TASK ITEM:
What you return should be every record, retyped without a single change.

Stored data

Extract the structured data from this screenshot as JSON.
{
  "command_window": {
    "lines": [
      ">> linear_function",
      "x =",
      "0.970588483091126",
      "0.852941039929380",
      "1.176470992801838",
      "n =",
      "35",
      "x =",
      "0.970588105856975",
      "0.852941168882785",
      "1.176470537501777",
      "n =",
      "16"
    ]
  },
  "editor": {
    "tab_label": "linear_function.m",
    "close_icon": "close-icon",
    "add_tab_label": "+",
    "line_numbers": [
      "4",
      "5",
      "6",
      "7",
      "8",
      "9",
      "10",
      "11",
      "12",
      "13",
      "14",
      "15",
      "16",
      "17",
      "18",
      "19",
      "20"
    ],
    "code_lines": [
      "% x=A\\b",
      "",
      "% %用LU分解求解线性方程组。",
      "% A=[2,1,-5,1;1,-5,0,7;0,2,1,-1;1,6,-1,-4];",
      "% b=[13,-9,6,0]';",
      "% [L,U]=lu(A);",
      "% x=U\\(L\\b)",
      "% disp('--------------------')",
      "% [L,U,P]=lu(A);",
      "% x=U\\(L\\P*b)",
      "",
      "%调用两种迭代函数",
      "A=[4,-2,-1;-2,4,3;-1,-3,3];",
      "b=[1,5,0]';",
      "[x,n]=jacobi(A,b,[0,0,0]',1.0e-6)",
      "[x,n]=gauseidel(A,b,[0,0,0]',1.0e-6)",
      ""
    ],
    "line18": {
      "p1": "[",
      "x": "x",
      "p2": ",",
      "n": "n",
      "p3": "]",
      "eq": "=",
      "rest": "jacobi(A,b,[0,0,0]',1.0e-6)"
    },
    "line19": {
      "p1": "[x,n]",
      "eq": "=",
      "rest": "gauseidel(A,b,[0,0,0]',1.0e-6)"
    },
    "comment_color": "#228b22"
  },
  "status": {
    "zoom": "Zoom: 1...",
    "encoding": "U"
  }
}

WRITTEN RESPONSE:
Extract the structured data from this screenshot as JSON.
{
  "command_window": {
    "lines": [
      ">> linear_function",
      "x =",
      "0.970588483091126",
      "0.852941039929380",
      "1.176470992801838",
      "n =",
      "35",
      "x =",
      "0.970588105856975",
      "0.852941168882785",
      "1.176470537501777",
      "n =",
      "16"
    ]
  },
  "editor": {
    "tab_label": "linear_function.m",
    "close_icon": "close-icon",
    "add_tab_label": "+",
    "line_numbers": [
      "4",
      "5",
      "6",
      "7",
      "8",
      "9",
      "10",
      "11",
      "12",
      "13",
      "14",
      "15",
      "16",
      "17",
      "18",
      "19",
      "20"
    ],
    "code_lines": [
      "% x=A\\b",
      "",
      "% %用LU分解求解线性方程组。",
      "% A=[2,1,-5,1;1,-5,0,7;0,2,1,-1;1,6,-1,-4];",
      "% b=[13,-9,6,0]';",
      "% [L,U]=lu(A);",
      "% x=U\\(L\\b)",
      "% disp('--------------------')",
      "% [L,U,P]=lu(A);",
      "% x=U\\(L\\P*b)",
      "",
      "%调用两种迭代函数",
      "A=[4,-2,-1;-2,4,3;-1,-3,3];",
      "b=[1,5,0]';",
      "[x,n]=jacobi(A,b,[0,0,0]',1.0e-6)",
      "[x,n]=gauseidel(A,b,[0,0,0]',1.0e-6)",
      ""
    ],
    "line18": {
      "p1": "[",
      "x": "x",
      "p2": ",",
      "n": "n",
      "p3": "]",
      "eq": "=",
      "rest": "jacobi(A,b,[0,0,0]',1.0e-6)"
    },
    "line19": {
      "p1": "[x,n]",
      "eq": "=",
      "rest": "gauseidel(A,b,[0,0,0]',1.0e-6)"
    },
    "comment_color": "#228b22"
  },
  "status": {
    "zoom": "Zoom: 1...",
    "encoding": "U"
  }
}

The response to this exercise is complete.